A collection of essays by Bill (website@ccjj.info) accompanied by feedback from his friends.

Saturday, August 27, 2011

Book Report: Evil Genes by Barbara Oakley

I met Barbara Oakley when she gave a talk in New York about the book she wrote after this one, "Pathological Altruism". The talk was poorly received because she ran afoul of liberal orthodoxy, but I thought she made some good points and the audience was just being dense. "Pathological Altruism" was not available yet on kindle, but her other book, "Evil Genes", was.

In "Evil Genes", she focuses on the "successfully sinister", people who are profoundly lacking in morals who nonetheless not only stay out of jail, but excel in society. One case she talks about is her morally dysfunctional older sister, who shamelessly used and abused her family at every opportunity.

On the one hand, how objective can we expect anyone to be about their own sister? On the other hand, it makes for entertaining reading. I read Steven Pinker's "How the Mind Works", a much more scientific piece, but found I remembered nothing about it. The author's liberal use of anecdotes to describe the dysfunctional people she focuses on bring the issues to life.

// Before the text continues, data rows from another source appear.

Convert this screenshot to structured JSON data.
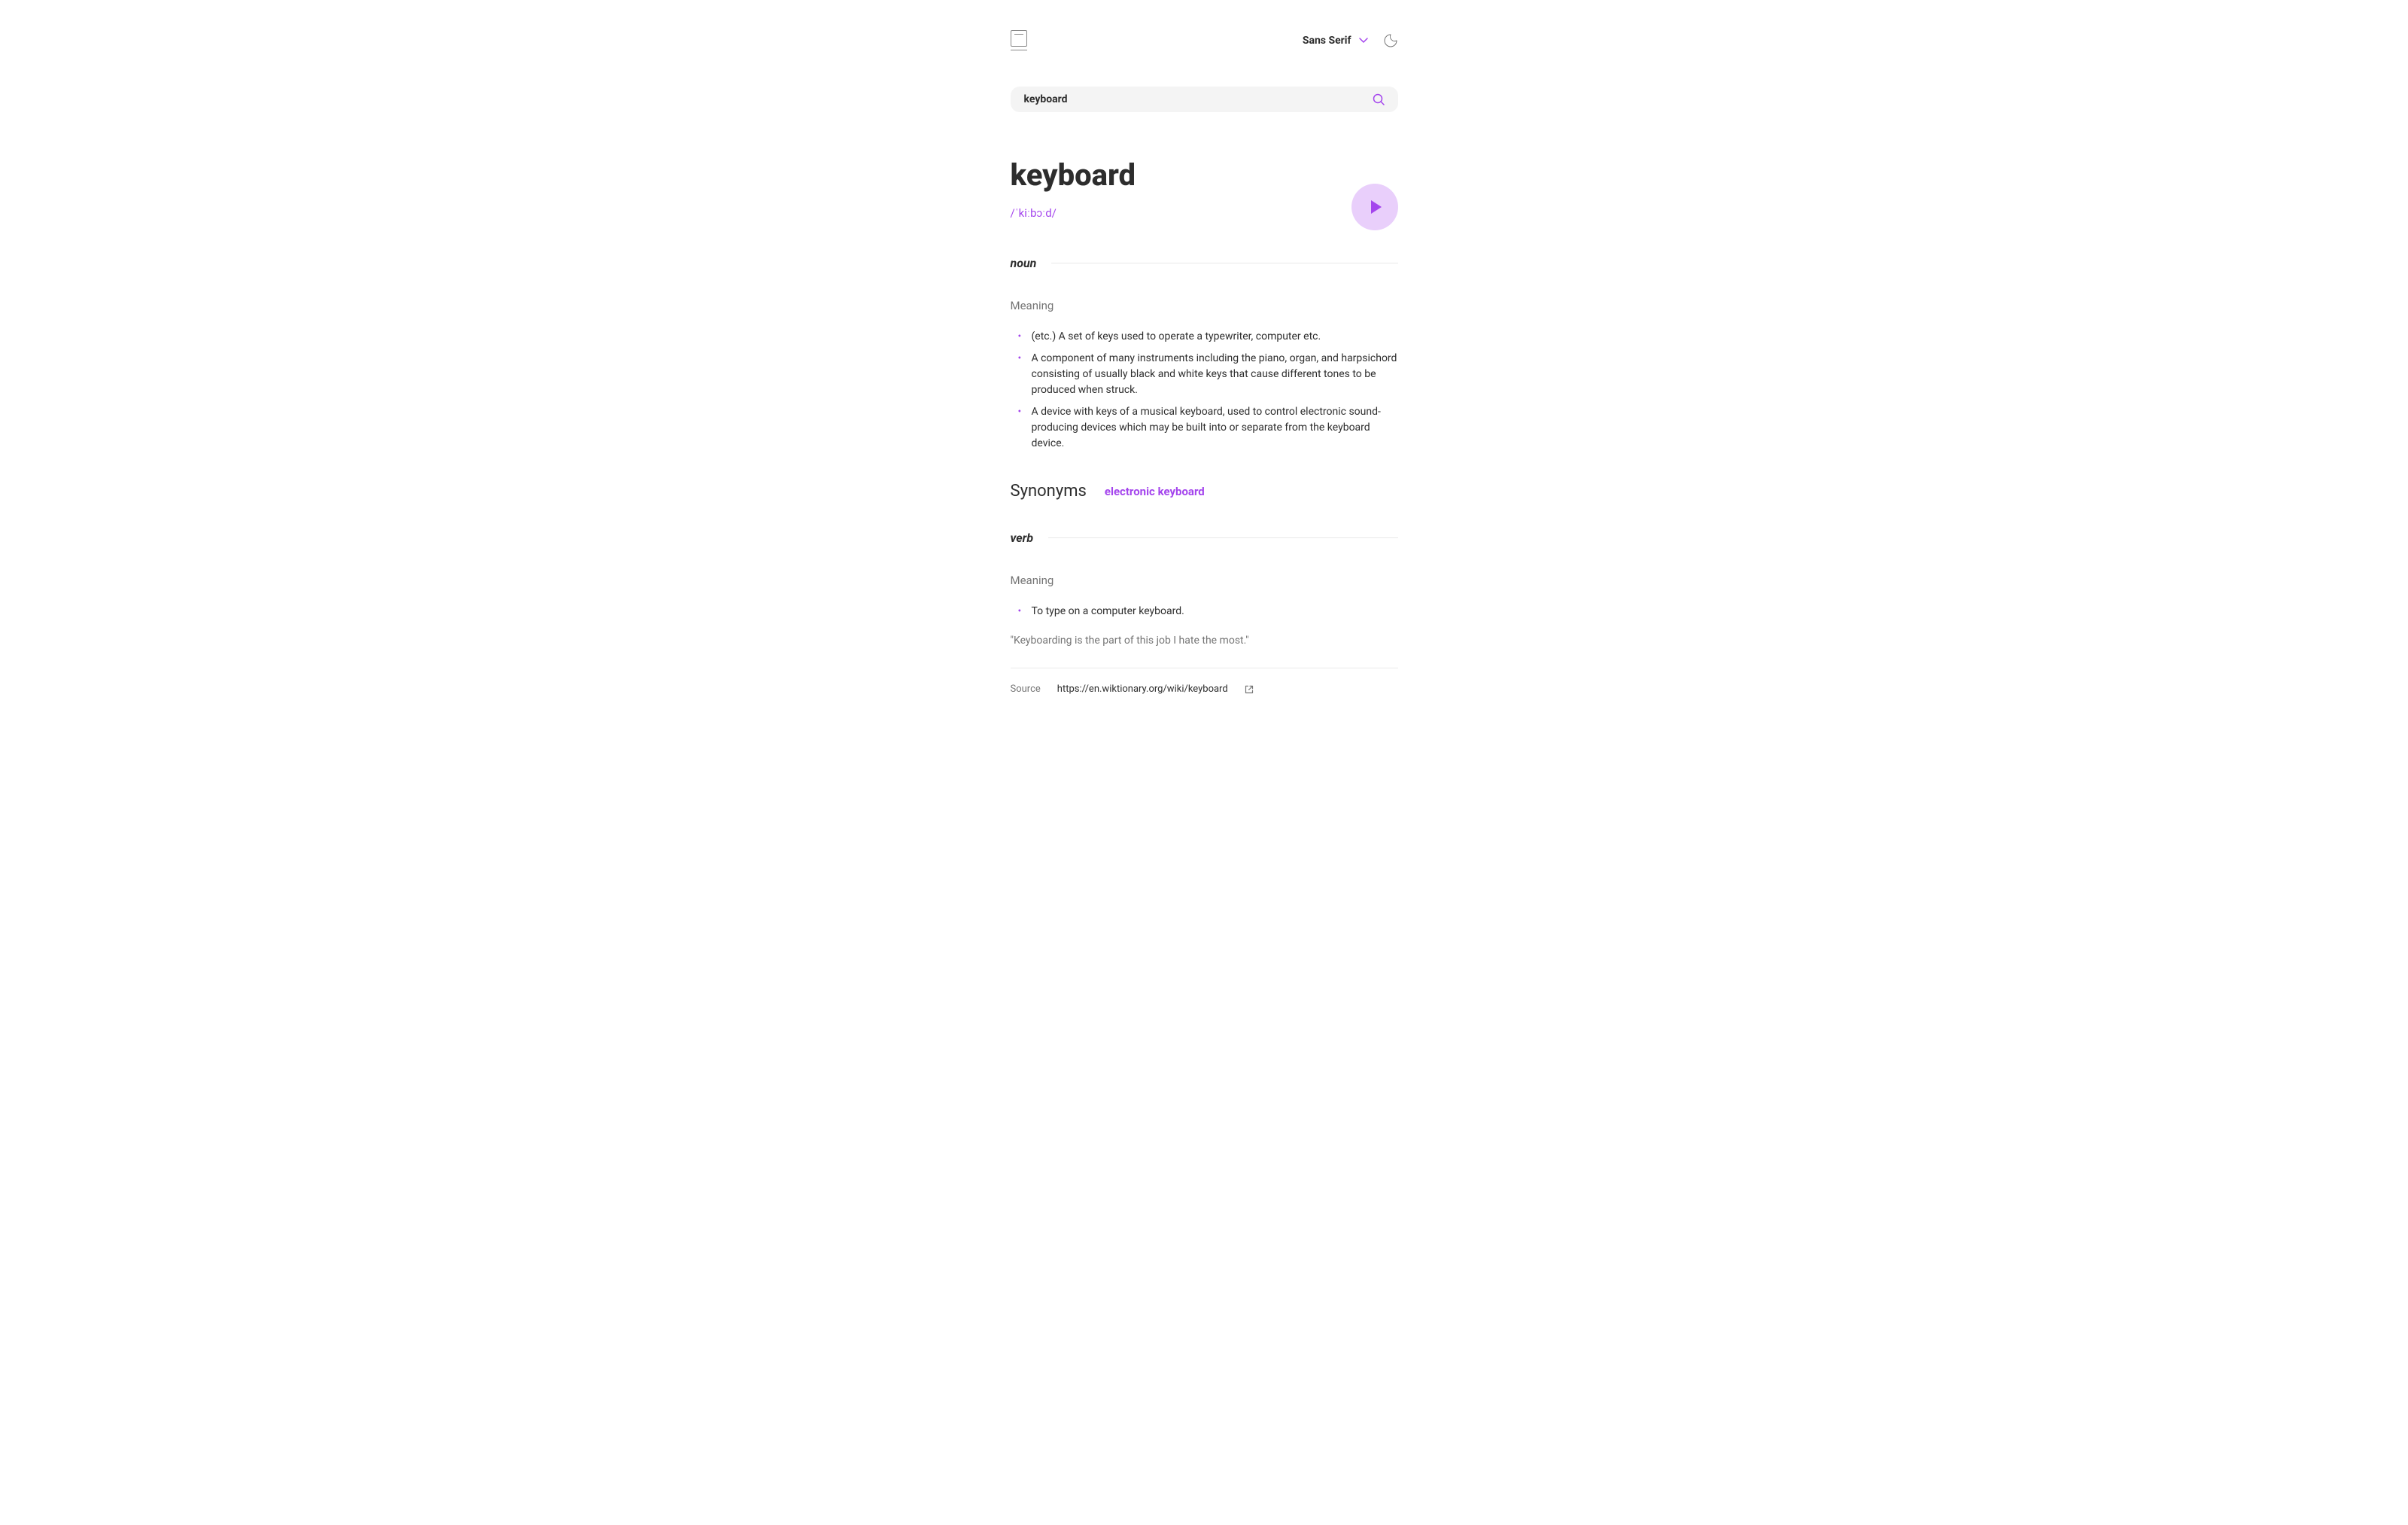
{
  "topbar": {
    "font_selector_label": "Sans Serif"
  },
  "search": {
    "value": "keyboard"
  },
  "word": {
    "title": "keyboard",
    "pronunciation": "/ˈkiːbɔːd/"
  },
  "parts": [
    {
      "pos": "noun",
      "meaning_label": "Meaning",
      "meanings": [
        "(etc.) A set of keys used to operate a typewriter, computer etc.",
        "A component of many instruments including the piano, organ, and harpsichord consisting of usually black and white keys that cause different tones to be produced when struck.",
        "A device with keys of a musical keyboard, used to control electronic sound-producing devices which may be built into or separate from the keyboard device."
      ],
      "synonyms_label": "Synonyms",
      "synonyms": [
        "electronic keyboard"
      ]
    },
    {
      "pos": "verb",
      "meaning_label": "Meaning",
      "meanings": [
        "To type on a computer keyboard."
      ],
      "example": "\"Keyboarding is the part of this job I hate the most.\""
    }
  ],
  "source": {
    "label": "Source",
    "url": "https://en.wiktionary.org/wiki/keyboard"
  }
}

She discusses mental illness, especially borderline personality disorder and psychopathy, and how they lead to morally depraved behavior. She uses several examples of tyrants including Serbian president Milosevic, Chairman Mao, Adolf Hitler, and the CEO of Enron to illustrate her points.

At this point, science is at the level where many specific genes associated with mental illness have been located, and Oakley frequently mentions them. I wonder how long it will be before we will have located genes associated with certain types of intelligence, or with altruism? Also, we still have at least fragments of the bodies of many of the tyrants she discusses, it would be interesting to analyze their genomes and see if her analysis of their mental illnesses is very accurate.

Oakley says there are two types of people: those who have encountered the successfully sinister and those who haven't. I count myself in the first category -- I had a close friend a long time ago, who I thought was a wonderful person until I got up close, then she started acting really underhanded and making threats. I got as far away as I could as fast as I could, but she rose to become a successful CEO.

1 comment:

  1. I wonder if CEOs used to be more altruistic back when the top bracket marginal tax rate was very high. It seems that way in retrospect, although there are other factors affecting the CEOs of the 1950s and 1960s, such as the social experience of the Depression, WW II, and the Cold War. I'm no expert on business history either, so I don't have much data - just a vague impression and a few anecdotes.